Laura Byrne Paquet
Forget about getting out of Dodge. My husband and I couldn’t get out of Cork.
We were trying to drive from the city on Ireland’s southern coast to the Dingle Peninsula on the west. And we were very, very lost.
On the bright side, everyone was eager to offer directions. The problem was, that eagerness didn’t necessarily correspond with actual knowledge of the route we needed to take.
At one point, we cheered as we spotted a “Thank you for visiting Cork” road sign…only to burst out laughing as a “Welcome to Cork” sign came into view five minutes later.
Word to the wise: Don’t count on making any longish drive in the time it would take you in Canada. If you don’t actually get lost, you’ll likely be pulling over every five minutes to take photos or, in rural areas, to let a flock of sheep cross the road. But even if you’re a classic Type A, I can almost guarantee you won’t mind after a day or two.
We did eventually make it to the gorgeous Dingle Peninsula, and I recommend it highly. Not only is it one of the places where you’re most likely to hear Gaelic on the street, it’s also a hotbed of traditional music. And these days, you can take a newly designated, 2,500-kilometre route called the Wild Atlantic Way along the southern and western coasts all the way from Cork to Malin Head in Donegal, pausing as often as you like for a bit of golf on some of the world’s most renowned courses.
Here are a few other places not to miss.
In Dublin’s fair city
Many Canadians arrive in the country via Dublin, and it’s a rewarding place to spend a few days. Stroll across St. Stephen’s Green, see the illuminated Book of Kells in the Trinity College Library, tour the Guinness Storehouse, and visit the National Gallery of Ireland and the National Museum of Ireland. If you fancy a pint, ask a local to recommend a good pub (all the guidebooks will direct you to the Temple Bar area, but it’s noisy, touristy and overpriced).
Ross castle, Killarney, Ireland at night Pierre Leclerc / shutterstock.com
Northern Ireland is part of the United Kingdom, but the border between it and the Republic of Ireland is almost invisible. As a tourist, you may only notice it when you go into a store and realize the currency has changed from euros to pounds.
Belfast is worth a visit, particularly for history buffs. The Titanic Belfast centre tells the tale of the famous ship, which was built in the city’s Harland & Wolff shipyard. For a glimpse into more recent history, take a tour of Belfast’s many political murals.
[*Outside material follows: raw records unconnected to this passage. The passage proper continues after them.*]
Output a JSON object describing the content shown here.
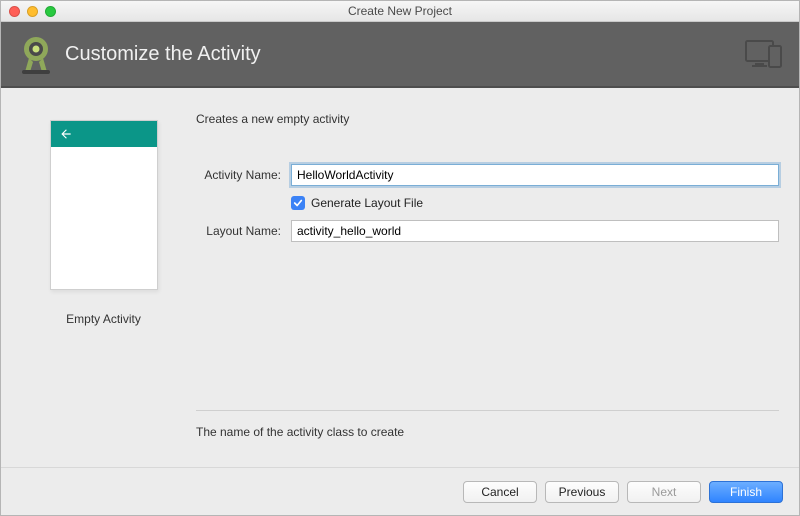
{
  "window": {
    "title": "Create New Project"
  },
  "banner": {
    "heading": "Customize the Activity"
  },
  "preview": {
    "label": "Empty Activity"
  },
  "form": {
    "description": "Creates a new empty activity",
    "activity_name_label": "Activity Name:",
    "activity_name_value": "HelloWorldActivity",
    "generate_layout_label": "Generate Layout File",
    "layout_name_label": "Layout Name:",
    "layout_name_value": "activity_hello_world",
    "help_text": "The name of the activity class to create"
  },
  "buttons": {
    "cancel": "Cancel",
    "previous": "Previous",
    "next": "Next",
    "finish": "Finish"
  }
}
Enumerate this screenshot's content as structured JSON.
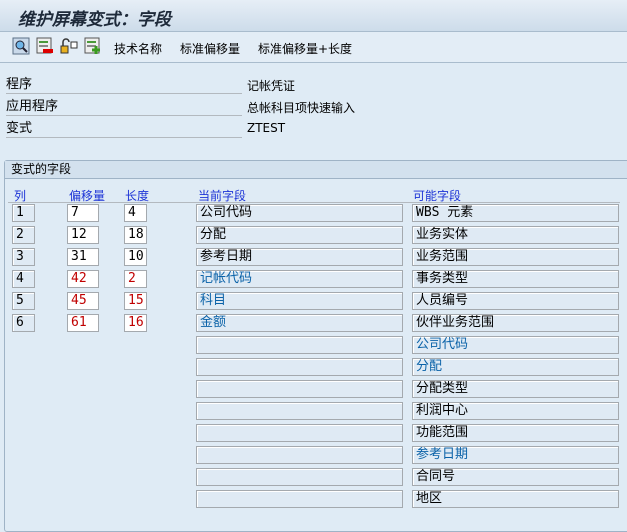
{
  "title": "维护屏幕变式：字段",
  "toolbar": {
    "icons": [
      "detail-icon",
      "delete-icon",
      "lock-icon",
      "add-icon"
    ],
    "buttons": [
      "技术名称",
      "标准偏移量",
      "标准偏移量+长度"
    ]
  },
  "info": [
    {
      "label": "程序",
      "value": "记帐凭证"
    },
    {
      "label": "应用程序",
      "value": "总帐科目项快速输入"
    },
    {
      "label": "变式",
      "value": "ZTEST"
    }
  ],
  "group": {
    "title": "变式的字段",
    "headers": {
      "col": "列",
      "offset": "偏移量",
      "length": "长度",
      "current": "当前字段",
      "possible": "可能字段"
    }
  },
  "rows": [
    {
      "col": "1",
      "offset": "7",
      "length": "4",
      "current": "公司代码",
      "red": false
    },
    {
      "col": "2",
      "offset": "12",
      "length": "18",
      "current": "分配",
      "red": false
    },
    {
      "col": "3",
      "offset": "31",
      "length": "10",
      "current": "参考日期",
      "red": false
    },
    {
      "col": "4",
      "offset": "42",
      "length": "2",
      "current": "记帐代码",
      "red": true
    },
    {
      "col": "5",
      "offset": "45",
      "length": "15",
      "current": "科目",
      "red": true
    },
    {
      "col": "6",
      "offset": "61",
      "length": "16",
      "current": "金额",
      "red": true
    }
  ],
  "possible": [
    {
      "text": "WBS 元素",
      "used": false
    },
    {
      "text": "业务实体",
      "used": false
    },
    {
      "text": "业务范围",
      "used": false
    },
    {
      "text": "事务类型",
      "used": false
    },
    {
      "text": "人员编号",
      "used": false
    },
    {
      "text": "伙伴业务范围",
      "used": false
    },
    {
      "text": "公司代码",
      "used": true
    },
    {
      "text": "分配",
      "used": true
    },
    {
      "text": "分配类型",
      "used": false
    },
    {
      "text": "利润中心",
      "used": false
    },
    {
      "text": "功能范围",
      "used": false
    },
    {
      "text": "参考日期",
      "used": true
    },
    {
      "text": "合同号",
      "used": false
    },
    {
      "text": "地区",
      "used": false
    }
  ]
}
And beyond Belfast, the stunning Antrim Coast Road leads to the Giant’s Causeway, an unusual formation of basalt columns stretching out to sea.
If you go
For more information, see www.ireland.com.